Another quote from the book said “Even the most competent of leaders can be overwhelmed if they try to tackle multiple problems or a number of tasks simultaneously.” I had to learn that to be an effective leader I cannot do everything myself and do it all at once. I have come to the conclusion that being busy with no margin is not a badge of honor for a leader; however, this is generally the perception people have. We tend to think that the busier you are the more important you must be. I am learning to set priorities and delegate. Another book I recently read called Getting Things Done by David Allen recommended a strategy involving 3 D’s:

  • Do It
  • Delegate It
  • Defer It

Overall Extreme Ownership helped me identify areas of weakness in my leadership and personal life. The content itself was formatted well making it easy to follow. The principles from the book are not just vague concepts but leadership principles which can be readily applied. I will definitely be recommending this book to fellow readers in the future.

Redefine Your Win

The Tension

Have you ever felt that you are falling behind your peers? People out there who are your age or younger are going out and becoming entrepreneurs, becoming successful consultants, or gaining some sort of platform. They are reading and learning more than you. Ultimately this makes you feel like you need to do more or put in more effort to develop yourself.

I feel this tension a lot. I self-impose pressure and an expectation I have to read an entire book in one sitting and ingest all the information to be successful. There are all these blogs I need to write. Am I working out and running enough? Should I spend more time with my wife? Am I spending enough time with my friends? Am I living a balanced life? I do not have all the answers and I suppose if I did it would take all the surprise and excitement out of life, however, this tension I feel is something I have thought a lot about. Thinking about this tension has revealed some principles to me and I have been trying to apply them to my life.

Comparison

I often read about people like Mozart who composed incredible symphonies and think to myself “how can I get as good at my craft as they were at theirs?” It is easy to forget that it took something like ten years before Mozart produced what we now admire from his work. The same thing is true about Bill Gates, Bill Joy, the Beatles, and plenty of others (check out Outliers by Malcolm Gladwell). Not to mention that these people’s priorities were not the same as mine are. Am I willing to put everything aside, pursue my craft relentlessly, and become the best if it costs me my marriage? It is likely no one ever frames it that way in their minds but we see it happening all the time.

My Win

The truth is I feel as if I have lost if I am not able to finish a book quickly, hammer out a good blog post, or feel like I am not learning enough. What if I redefine my win? What if my win is to learn one new thing when I sit down to read or listen to a podcast? I win if I can learn something new that I can immediately apply to my life or share with someone else. This takes the pressure off. It makes it fun and sustainable. And I’m not beating myself up for all the things I’m not doing, but providing structure and framework for what a win looks like in what I choose to do.

Little by Little

I love this quote from John Wooden, “You have to apply yourself each day to becoming a little better. By applying yourself to the task of becoming a little better each and every day over a period of time, you will become a lot better.” Growing, learning, and getting better is not a sprint but a marathon.
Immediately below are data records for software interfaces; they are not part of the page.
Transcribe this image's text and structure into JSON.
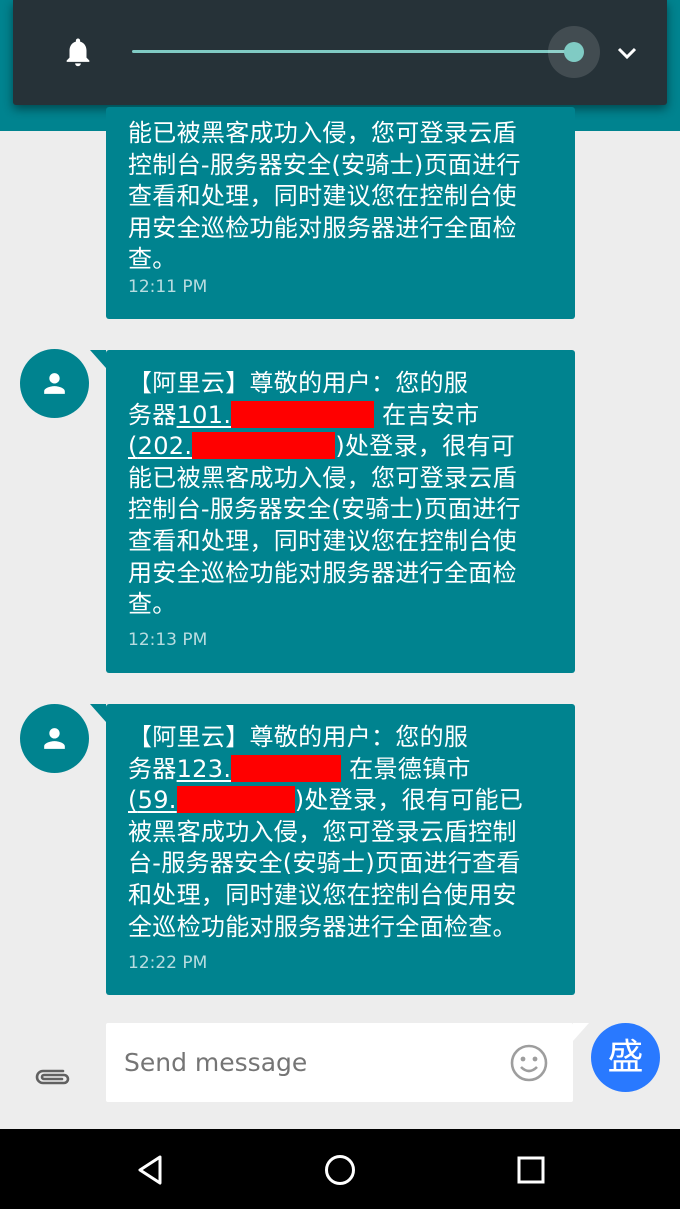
{
  "volume_panel": {
    "level": 1.0,
    "icons": {
      "left": "bell-icon",
      "right": "chevron-down-icon"
    },
    "accent_color": "#80cbc4"
  },
  "messages": [
    {
      "partial": true,
      "lines": [
        "能已被黑客成功入侵，您可登录云盾",
        "控制台-服务器安全(安骑士)页面进行",
        "查看和处理，同时建议您在控制台使",
        "用安全巡检功能对服务器进行全面检",
        "查。"
      ],
      "time": "12:11 PM"
    },
    {
      "prefix1": "【阿里云】尊敬的用户：您的服",
      "prefix2": "务器",
      "ip1": "101.",
      "mid": " 在吉安市",
      "ip2_open": "(",
      "ip2": "202.",
      "after": ")处登录，很有可",
      "rest": [
        "能已被黑客成功入侵，您可登录云盾",
        "控制台-服务器安全(安骑士)页面进行",
        "查看和处理，同时建议您在控制台使",
        "用安全巡检功能对服务器进行全面检",
        "查。"
      ],
      "time": "12:13 PM"
    },
    {
      "prefix1": "【阿里云】尊敬的用户：您的服",
      "prefix2": "务器",
      "ip1": "123.",
      "mid": " 在景德镇市",
      "ip2_open": "(",
      "ip2": "59.",
      "after": ")处登录，很有可能已",
      "rest": [
        "被黑客成功入侵，您可登录云盾控制",
        "台-服务器安全(安骑士)页面进行查看",
        "和处理，同时建议您在控制台使用安",
        "全巡检功能对服务器进行全面检查。"
      ],
      "time": "12:22 PM"
    }
  ],
  "composer": {
    "placeholder": "Send message",
    "send_avatar_char": "盛",
    "icons": {
      "attach": "paperclip-icon",
      "emoji": "smiley-icon"
    }
  },
  "navbar": {
    "icons": [
      "back-icon",
      "home-icon",
      "recents-icon"
    ]
  },
  "colors": {
    "bubble": "#00838f",
    "background": "#ededed",
    "send_avatar": "#2979ff",
    "redaction": "#ff0000"
  }
}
Like Tim Ferriss mentions in his book Tools of Titans, “…deliberately set a low bar for a ‘win’.”

This change of perspective of what I need to accomplish each day to be effective and win has been helpful. I have begun to look at the priorities in my life like marriage, work, church, & other relationships and define what a win looks like. I believe this change in perspective will help relieve the tension I often feel and help me succeed in the long run.